> [WHAT YOU NEED TO DO] Select all lines in the records that include "this".

> [DATA LISTING]
::::::::

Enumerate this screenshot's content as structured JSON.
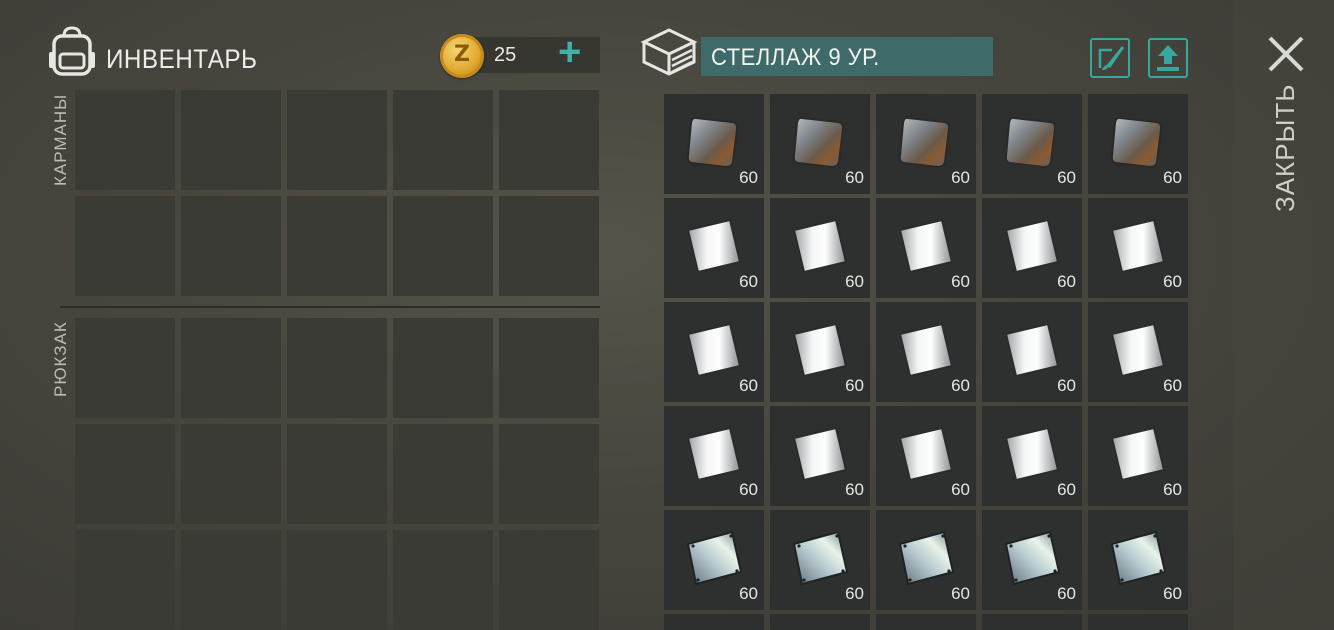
{
  "inventory": {
    "title": "ИНВЕНТАРЬ",
    "coins": "25",
    "coin_symbol": "Z",
    "add_label": "+",
    "pockets_label": "КАРМАНЫ",
    "backpack_label": "РЮКЗАК"
  },
  "storage": {
    "title": "СТЕЛЛАЖ 9 УР.",
    "rows": [
      {
        "item": "rusty-metal-plate-icon",
        "counts": [
          "60",
          "60",
          "60",
          "60",
          "60"
        ]
      },
      {
        "item": "aluminum-plate-icon",
        "counts": [
          "60",
          "60",
          "60",
          "60",
          "60"
        ]
      },
      {
        "item": "aluminum-plate-icon",
        "counts": [
          "60",
          "60",
          "60",
          "60",
          "60"
        ]
      },
      {
        "item": "aluminum-plate-icon",
        "counts": [
          "60",
          "60",
          "60",
          "60",
          "60"
        ]
      },
      {
        "item": "steel-plate-icon",
        "counts": [
          "60",
          "60",
          "60",
          "60",
          "60"
        ]
      }
    ]
  },
  "close": {
    "label": "ЗАКРЫТЬ"
  },
  "colors": {
    "accent": "#3fb3a8",
    "title_box": "#3e6a69"
  }
}
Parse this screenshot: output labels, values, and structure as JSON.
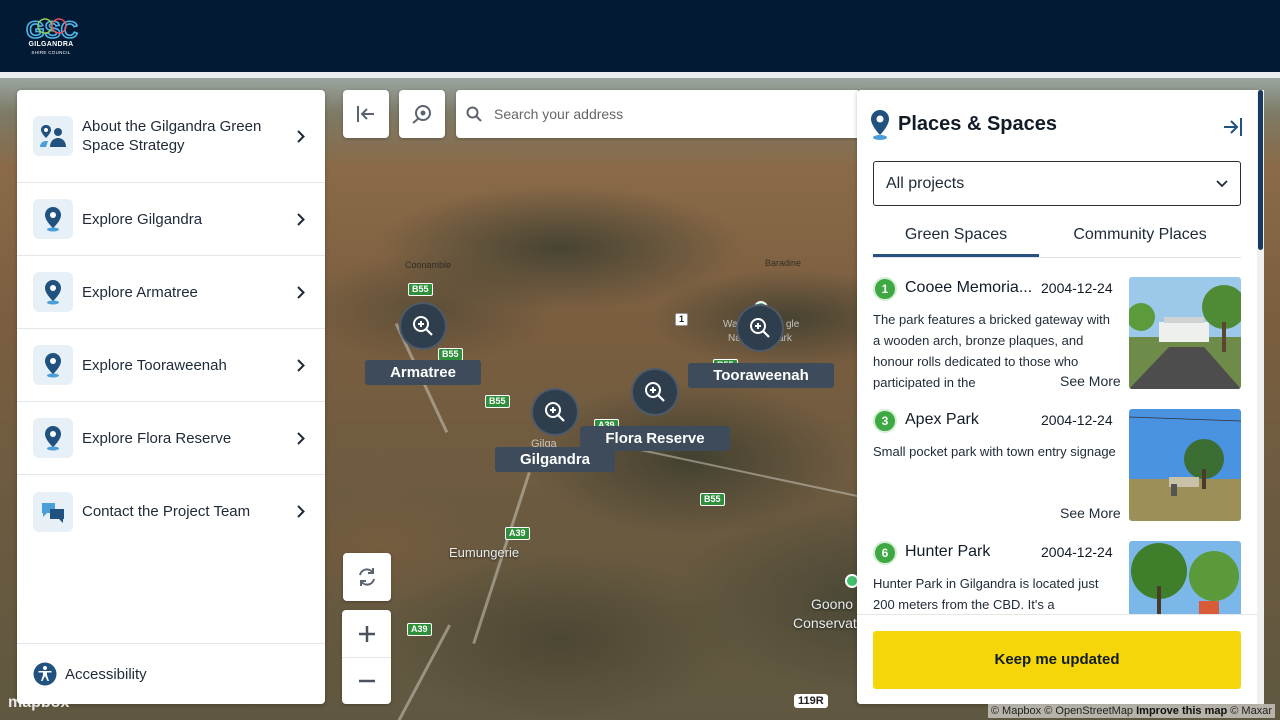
{
  "header": {
    "logo_mark": "GSC",
    "logo_name": "GILGANDRA",
    "logo_sub": "SHIRE COUNCIL"
  },
  "sidebar": {
    "items": [
      {
        "label": "About the Gilgandra Green Space Strategy",
        "icon": "people-map-icon"
      },
      {
        "label": "Explore Gilgandra",
        "icon": "location-pin-icon"
      },
      {
        "label": "Explore Armatree",
        "icon": "location-pin-icon"
      },
      {
        "label": "Explore Tooraweenah",
        "icon": "location-pin-icon"
      },
      {
        "label": "Explore Flora Reserve",
        "icon": "location-pin-icon"
      },
      {
        "label": "Contact the Project Team",
        "icon": "chat-bubbles-icon"
      }
    ],
    "footer": {
      "label": "Accessibility",
      "icon": "accessibility-icon"
    }
  },
  "search": {
    "placeholder": "Search your address"
  },
  "map": {
    "markers": [
      {
        "label": "Armatree"
      },
      {
        "label": "Gilgandra"
      },
      {
        "label": "Flora Reserve"
      },
      {
        "label": "Tooraweenah"
      }
    ],
    "place_labels": [
      "Coonamble",
      "Baradine",
      "Eumungerie",
      "Goono",
      "Conservat",
      "Gilga",
      "Wa",
      "gle",
      "Na",
      "ark"
    ],
    "road_shields": [
      "B55",
      "B55",
      "B55",
      "B55",
      "A39",
      "A39",
      "A39",
      "B55",
      "1"
    ],
    "route_tag": "119R",
    "attribution": {
      "mapbox": "© Mapbox",
      "osm": "© OpenStreetMap",
      "improve": "Improve this map",
      "maxar": "© Maxar"
    },
    "mapbox_logo": "mapbox"
  },
  "panel": {
    "title": "Places & Spaces",
    "filter": {
      "selected": "All projects"
    },
    "tabs": [
      {
        "label": "Green Spaces",
        "active": true
      },
      {
        "label": "Community Places",
        "active": false
      }
    ],
    "cards": [
      {
        "number": "1",
        "title": "Cooee Memoria...",
        "date": "2004-12-24",
        "description": "The park features a bricked gateway with a wooden arch, bronze plaques, and honour rolls dedicated to those who participated in the",
        "more": "See More"
      },
      {
        "number": "3",
        "title": "Apex Park",
        "date": "2004-12-24",
        "description": "Small pocket park with town entry signage",
        "more": "See More"
      },
      {
        "number": "6",
        "title": "Hunter Park",
        "date": "2004-12-24",
        "description": "Hunter Park in Gilgandra is located just 200 meters from the CBD. It's a",
        "more": ""
      }
    ],
    "cta": "Keep me updated"
  },
  "colors": {
    "header_bg": "#031a35",
    "accent_yellow": "#f5d60a",
    "tab_active": "#27527f",
    "badge_green": "#3ea843",
    "marker_bg": "#2f3e4d"
  }
}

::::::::

> [TASK RESULT]
Enumerate this screenshot's content as structured JSON.
Parse this screenshot: output labels, values, and structure as JSON.
      "improve": "Improve this map",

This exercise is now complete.